To get a little more specific, the popularity of egg whites comes from their crazy calorie-to-protein ratio. A single serving of egg whites contains 3.6 grams of protein and just 17 calories. Pretty impressive, right? The thing is, there’s not much to egg whites beyond protein. So is it time to bid the fluffy (and let’s be honest, pretty flavorless) whites adieu and go back to eating eggs in their entirety?
Egg whites are the thick, colorless (until cooked) liquid that surrounds the vibrant yellow yolk of an egg. When chicken eggs are fertilized, the whites act as a protective layer to keep bacteria from harming the developing baby chick. They also provide nutrients to support the growth of the chick embryo.
Nutritionally speaking, egg whites are composed of approximately 90% water and 10% protein. The protein found in egg whites is both high quality and complete, meaning it provides all nine of the essential amino acids you must get from your diet in order for your body to function optimally.
Eating plenty of protein can help increase satiety, meaning you feel full for longer after you eat. It can also support weight loss and help to prevent weight regain. Since whole eggs only provide about 2 more grams of protein for roughly four times the calories, it’s easy to see why egg whites can be such an appealing choice for anyone seeking to lose weight.
Egg whites also contain a peptide that scientists have found can lower blood pressure as effectively as a low dose of a high-blood pressure drug. And egg white calories contribute less than a quarter of the 72 calories in a whole, large egg.

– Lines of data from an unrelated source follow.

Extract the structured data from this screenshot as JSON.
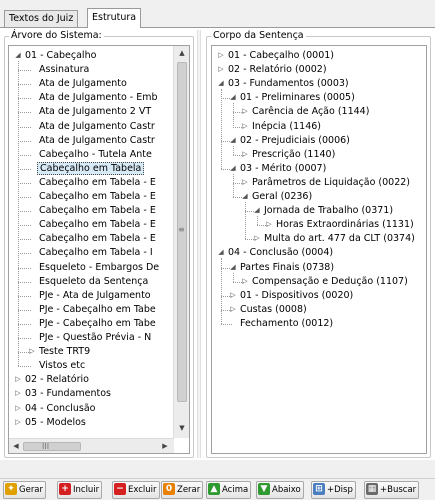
{
  "tabs": [
    {
      "label": "Textos do Juiz",
      "active": false
    },
    {
      "label": "Estrutura",
      "active": true
    }
  ],
  "left_panel": {
    "title": "Árvore do Sistema:",
    "nodes": [
      {
        "label": "01 - Cabeçalho",
        "toggle": "expanded"
      },
      {
        "label": "Assinatura",
        "toggle": "none"
      },
      {
        "label": "Ata de Julgamento",
        "toggle": "none"
      },
      {
        "label": "Ata de Julgamento - Emb",
        "toggle": "none"
      },
      {
        "label": "Ata de Julgamento 2 VT",
        "toggle": "none"
      },
      {
        "label": "Ata de Julgamento Castr",
        "toggle": "none"
      },
      {
        "label": "Ata de Julgamento Castr",
        "toggle": "none"
      },
      {
        "label": "Cabeçalho - Tutela Ante",
        "toggle": "none"
      },
      {
        "label": "Cabeçalho em Tabela",
        "toggle": "none",
        "selected": true
      },
      {
        "label": "Cabeçalho em Tabela - E",
        "toggle": "none"
      },
      {
        "label": "Cabeçalho em Tabela - E",
        "toggle": "none"
      },
      {
        "label": "Cabeçalho em Tabela - E",
        "toggle": "none"
      },
      {
        "label": "Cabeçalho em Tabela - E",
        "toggle": "none"
      },
      {
        "label": "Cabeçalho em Tabela - E",
        "toggle": "none"
      },
      {
        "label": "Cabeçalho em Tabela - I",
        "toggle": "none"
      },
      {
        "label": "Esqueleto - Embargos De",
        "toggle": "none"
      },
      {
        "label": "Esqueleto da Sentença",
        "toggle": "none"
      },
      {
        "label": "PJe - Ata de Julgamento",
        "toggle": "none"
      },
      {
        "label": "PJe - Cabeçalho em Tabe",
        "toggle": "none"
      },
      {
        "label": "PJe - Cabeçalho em Tabe",
        "toggle": "none"
      },
      {
        "label": "PJe - Questão Prévia - N",
        "toggle": "none"
      },
      {
        "label": "Teste TRT9",
        "toggle": "collapsed"
      },
      {
        "label": "Vistos etc",
        "toggle": "none"
      },
      {
        "label": "02 - Relatório",
        "toggle": "collapsed"
      },
      {
        "label": "03 - Fundamentos",
        "toggle": "collapsed"
      },
      {
        "label": "04 - Conclusão",
        "toggle": "collapsed"
      },
      {
        "label": "05 - Modelos",
        "toggle": "collapsed"
      }
    ],
    "hscroll_grip": "III"
  },
  "right_panel": {
    "title": "Corpo da Sentença",
    "nodes": [
      {
        "label": "01 - Cabeçalho (0001)",
        "toggle": "collapsed"
      },
      {
        "label": "02 - Relatório (0002)",
        "toggle": "collapsed"
      },
      {
        "label": "03 - Fundamentos (0003)",
        "toggle": "expanded"
      },
      {
        "label": "01 - Preliminares (0005)",
        "toggle": "expanded"
      },
      {
        "label": "Carência de Ação (1144)",
        "toggle": "collapsed"
      },
      {
        "label": "Inépcia (1146)",
        "toggle": "collapsed"
      },
      {
        "label": "02 - Prejudiciais (0006)",
        "toggle": "expanded"
      },
      {
        "label": "Prescrição (1140)",
        "toggle": "collapsed"
      },
      {
        "label": "03 - Mérito (0007)",
        "toggle": "expanded"
      },
      {
        "label": "Parâmetros de Liquidação (0022)",
        "toggle": "collapsed"
      },
      {
        "label": "Geral (0236)",
        "toggle": "expanded"
      },
      {
        "label": "Jornada de Trabalho (0371)",
        "toggle": "expanded"
      },
      {
        "label": "Horas Extraordinárias (1131)",
        "toggle": "collapsed"
      },
      {
        "label": "Multa do art. 477 da CLT (0374)",
        "toggle": "collapsed"
      },
      {
        "label": "04 - Conclusão (0004)",
        "toggle": "expanded"
      },
      {
        "label": "Partes Finais (0738)",
        "toggle": "expanded"
      },
      {
        "label": "Compensação e Dedução (1107)",
        "toggle": "collapsed"
      },
      {
        "label": "01 - Dispositivos (0020)",
        "toggle": "collapsed"
      },
      {
        "label": "Custas (0008)",
        "toggle": "collapsed"
      },
      {
        "label": "Fechamento (0012)",
        "toggle": "none"
      }
    ]
  },
  "toolbar": {
    "buttons": [
      {
        "label": "Gerar",
        "icon": "wand-icon",
        "color": "#e0a000"
      },
      {
        "label": "Incluir",
        "icon": "plus-icon",
        "color": "#d42020"
      },
      {
        "label": "Excluir",
        "icon": "minus-icon",
        "color": "#d42020"
      },
      {
        "label": "Zerar",
        "icon": "zero-icon",
        "color": "#e88000"
      },
      {
        "label": "Acima",
        "icon": "arrow-up-icon",
        "color": "#2f9a2f"
      },
      {
        "label": "Abaixo",
        "icon": "arrow-down-icon",
        "color": "#2f9a2f"
      },
      {
        "label": "+Disp",
        "icon": "tree-add-icon",
        "color": "#4a7cc0"
      },
      {
        "label": "+Buscar",
        "icon": "table-icon",
        "color": "#6a6a6a"
      }
    ]
  }
}
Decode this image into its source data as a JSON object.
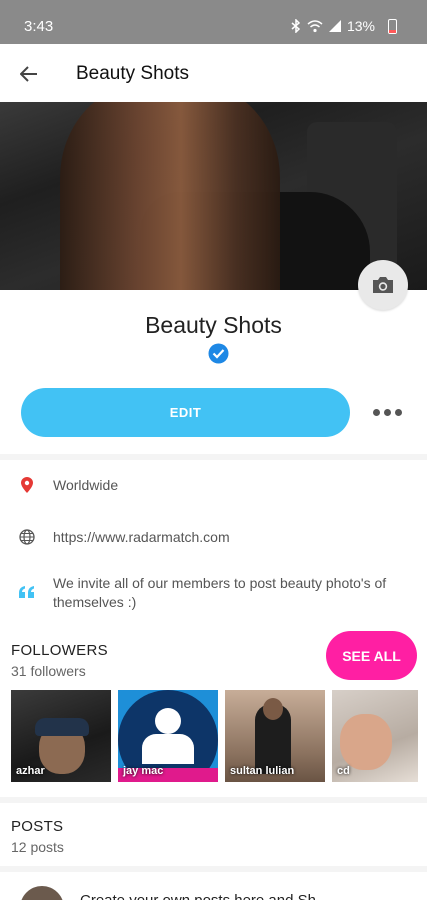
{
  "status_bar": {
    "time": "3:43",
    "battery": "13%"
  },
  "app_bar": {
    "title": "Beauty Shots"
  },
  "profile": {
    "name": "Beauty Shots",
    "edit_label": "EDIT"
  },
  "info": {
    "location": "Worldwide",
    "website": "https://www.radarmatch.com",
    "bio": "We invite all of our members to post beauty photo's of themselves :)"
  },
  "followers": {
    "title": "FOLLOWERS",
    "count": "31 followers",
    "see_all_label": "SEE ALL",
    "items": [
      {
        "name": "azhar"
      },
      {
        "name": "jay mac"
      },
      {
        "name": "sultan lulian"
      },
      {
        "name": "cd"
      }
    ]
  },
  "posts": {
    "title": "POSTS",
    "count": "12 posts",
    "first_post_preview": "Create your own posts here and Sh..."
  },
  "colors": {
    "primary": "#42c2f4",
    "accent": "#ff1fa3",
    "verified": "#1e88e5",
    "location": "#e53935"
  }
}
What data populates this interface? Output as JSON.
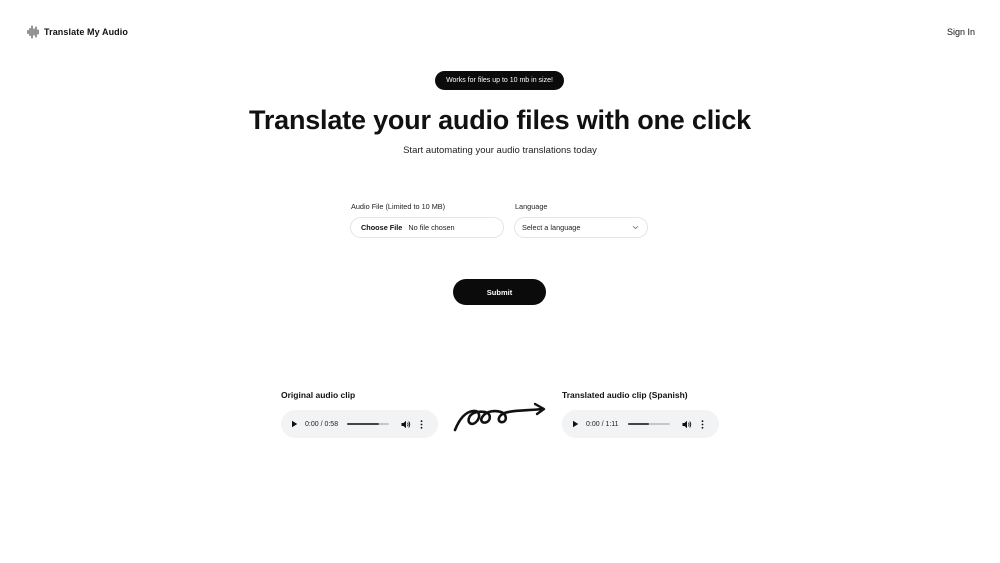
{
  "header": {
    "logo_text": "Translate My Audio",
    "signin_label": "Sign In"
  },
  "badge": "Works for files up to 10 mb in size!",
  "hero": {
    "title": "Translate your audio files with one click",
    "subtitle": "Start automating your audio translations today"
  },
  "form": {
    "file_label": "Audio File (Limited to 10 MB)",
    "file_button": "Choose File",
    "file_status": "No file chosen",
    "language_label": "Language",
    "language_placeholder": "Select a language",
    "submit_label": "Submit"
  },
  "clips": {
    "original": {
      "label": "Original audio clip",
      "time": "0:00 / 0:58",
      "volume_level": 0.75
    },
    "translated": {
      "label": "Translated audio clip (Spanish)",
      "time": "0:00 / 1:11",
      "volume_level": 0.5
    }
  },
  "colors": {
    "accent": "#0b0b0b",
    "player_bg": "#f1f3f4"
  }
}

While egg yolks have long been spurned due to their cholesterol, fat, and saturated fat content, research now shows that the cholesterol in eggs does not cause health problems for most people. The yolk is also where most of the nutrients in eggs come from, such as fat-soluble vitamins and essential fatty acids. A single egg yolk provides 10% of your daily recommended allowance (RDA) for vitamin D, 12% of your RDA for folate, and almost 20% of your RDA for vitamin A! For what it’s worth, those nutrients do come accompanied by the majority of the calories in an egg—55 calories per yolk.
Check out the chart below for more information on key differences between the nutrients contained in an egg white and a whole egg (egg white nutrition facts and whole egg nutrition facts sourced from the United States Department of Agriculture National Nutrient Database).
It’s not so much that egg whites are unhealthy, but rather that eating whole eggs is healthier.
“I say eat the whole egg. An egg white isn’t healthier than a whole egg,” explained Amy Goodson, R.D., a sports dietitian in Dallas, Texas. She hopes people can let go of concerns about the cholesterol and fat content of egg yolks and embrace their nutrient-rich goodness. “The truth is that eating cholesterol does not raise blood levels of cholesterol. The nutrient benefits of the whole egg are far more valuable,” said Goodson.
She did admit that if you have a reason to seriously restrict calories, it can be beneficial to eat just the whites, though doing so means eliminating key vitamins and minerals. And whole eggs definitely count as weight-loss foods too. As Goodson noted, the protein and (gasp!) fat in the yolks stabilize blood sugar and keep you feeling satisfied for hours afterward. Plus, a study published in the International Journal of Obesity found that eating eggs can enhance overall weight loss. So with that in mind, why don’t you treat yourself to these incredibly scrumptious keto bacon and egg bites tomorrow morning?